Once your puppy is eating a variety of protein sources you can introduce meaty bones into their diet. Chicken backs are the best to start with as they are soft, have lots of meat on them and are a good shape to encourage a puppy to thoroughly chew. Once your puppy has mastered chicken backs you can add in other bones, being caeful not to feed too many bones at once or multiple meal in a row as this will cause constipation and an over abundance of calcium. If your puppy likes bones and you enjoy feeding bones, you can switch your puppy to a diet of half meaty bones and half raw meaty bone balancer when they are done teething (I suggest waiting until after teething as eating bones can be difficult if their gums are painful and/or they don't have many teeth.)
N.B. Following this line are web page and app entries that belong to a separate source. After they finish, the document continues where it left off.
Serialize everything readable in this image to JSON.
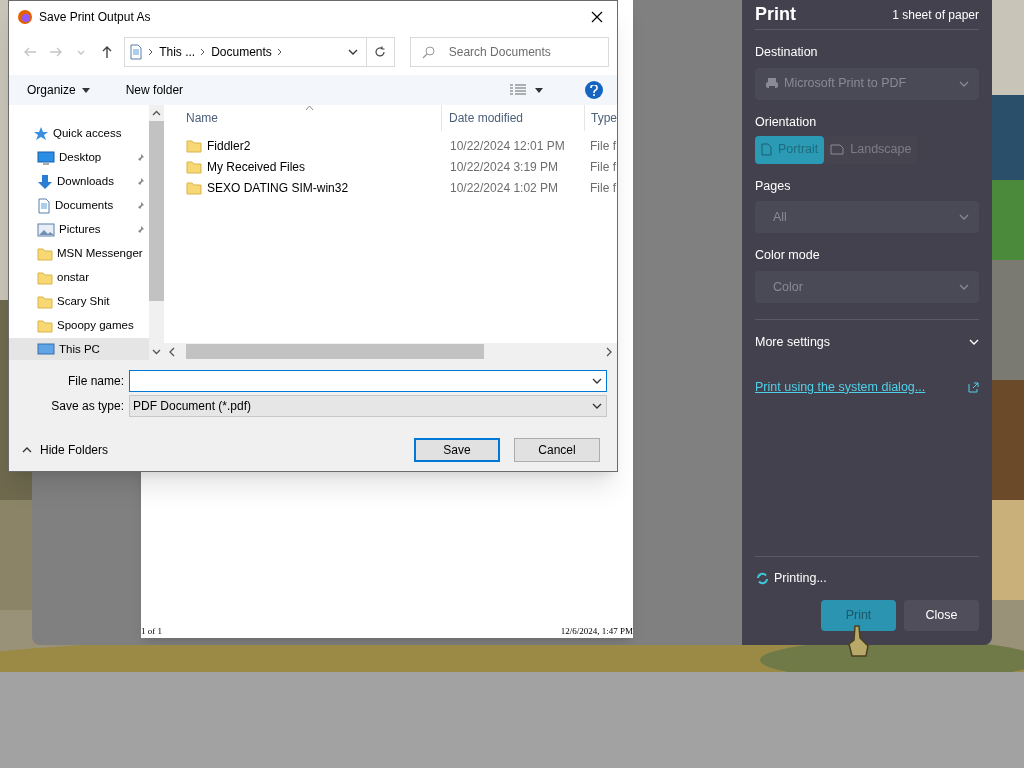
{
  "save_dialog": {
    "title": "Save Print Output As",
    "breadcrumb": [
      "This ...",
      "Documents"
    ],
    "search": {
      "placeholder": "Search Documents"
    },
    "toolbar": [
      {
        "label": "Organize",
        "menu": true
      },
      {
        "label": "New folder",
        "menu": false
      }
    ],
    "nav_pane": [
      {
        "label": "Quick access",
        "kind": "quick-access",
        "pinned": false,
        "selected": false
      },
      {
        "label": "Desktop",
        "kind": "desktop",
        "pinned": true,
        "selected": false
      },
      {
        "label": "Downloads",
        "kind": "downloads",
        "pinned": true,
        "selected": false
      },
      {
        "label": "Documents",
        "kind": "documents",
        "pinned": true,
        "selected": false
      },
      {
        "label": "Pictures",
        "kind": "pictures",
        "pinned": true,
        "selected": false
      },
      {
        "label": "MSN Messenger",
        "kind": "folder",
        "pinned": false,
        "selected": false
      },
      {
        "label": "onstar",
        "kind": "folder",
        "pinned": false,
        "selected": false
      },
      {
        "label": "Scary Shit",
        "kind": "folder",
        "pinned": false,
        "selected": false
      },
      {
        "label": "Spoopy games",
        "kind": "folder",
        "pinned": false,
        "selected": false
      },
      {
        "label": "This PC",
        "kind": "pc",
        "pinned": false,
        "selected": true
      }
    ],
    "columns": [
      "Name",
      "Date modified",
      "Type"
    ],
    "rows": [
      {
        "name": "Fiddler2",
        "date": "10/22/2024 12:01 PM",
        "type": "File f"
      },
      {
        "name": "My Received Files",
        "date": "10/22/2024 3:19 PM",
        "type": "File f"
      },
      {
        "name": "SEXO DATING SIM-win32",
        "date": "10/22/2024 1:02 PM",
        "type": "File f"
      }
    ],
    "file_name": {
      "label": "File name:"
    },
    "save_as_type": {
      "label": "Save as type:",
      "value": "PDF Document (*.pdf)"
    },
    "hide_folders": "Hide Folders",
    "buttons": [
      {
        "label": "Save",
        "default": true
      },
      {
        "label": "Cancel",
        "default": false
      }
    ]
  },
  "preview": {
    "page_footer_left": "1 of 1",
    "page_footer_right": "12/6/2024, 1:47 PM"
  },
  "print_panel": {
    "title": "Print",
    "sheets": "1 sheet of paper",
    "destination": {
      "label": "Destination",
      "value": "Microsoft Print to PDF",
      "disabled": true
    },
    "orientation": {
      "label": "Orientation",
      "options": [
        {
          "label": "Portrait",
          "selected": true
        },
        {
          "label": "Landscape",
          "selected": false
        }
      ],
      "disabled": true
    },
    "pages": {
      "label": "Pages",
      "value": "All",
      "disabled": true
    },
    "color_mode": {
      "label": "Color mode",
      "value": "Color",
      "disabled": true
    },
    "more_settings": {
      "label": "More settings",
      "expanded": false
    },
    "system_dialog_link": "Print using the system dialog...",
    "status": "Printing...",
    "buttons": [
      {
        "label": "Print",
        "kind": "primary",
        "disabled": true
      },
      {
        "label": "Close",
        "kind": "secondary",
        "disabled": false
      }
    ]
  }
}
What supplements should I give my puppy?
I always suggest adding fish oil to a puppies diet (and continuing as an adult), essential fatty acids are an essential building block for brain, eye, skin and cell health as well as an anti inflammatory. Fish oils are far superior for dogs compared to a vegetable oil, as dogs have to convert vegetable oils in to a usable form and they end up losing a large portion of the omega fatty acids in this process. Fish oils also tend to be significantly higher in omega 3 fatty acids instead of omega 6 fatty acids. Omega 6 fatty acids are already plentiful in a raw food diet, especially if you are feeding chicken. Other than fish oil there aren't any supplements that are needed, as long as you are feeding a variety of proteins and balanced meals (our ground foods all contain appropriate amounts of meat, bones and organs.)

What treats should I give my puppy?
For training treats, use something that is soft and easy to break apart. Remember if you are doing a lot of training, you may need to cut back on their food a little. Also keep in mind that a lot of training treats can be pretty rich, if your puppy has an upset stomach, too many treats may be the culprit. For longer lasting treats you can use hard biscuit type treats and chews such as bully sticks. You can also fill and freeze kongs with their raw food portion to keep them entertained for a little while. knuckle bones can also provide a good amount of chewing exercise for a puppy, take the bone away and put it back in the freezer for future use after about 30 minutes of chewing.

If you have any questions, we are always here to help! Feel free to give us a call, send us an email or message us on facebook. Don't forget to take lots of pictures and enjoy your puppy!

For a high quality, affordable, hormone and steroid free raw diet for your pet, check out our store!
(Calgary, AB and area)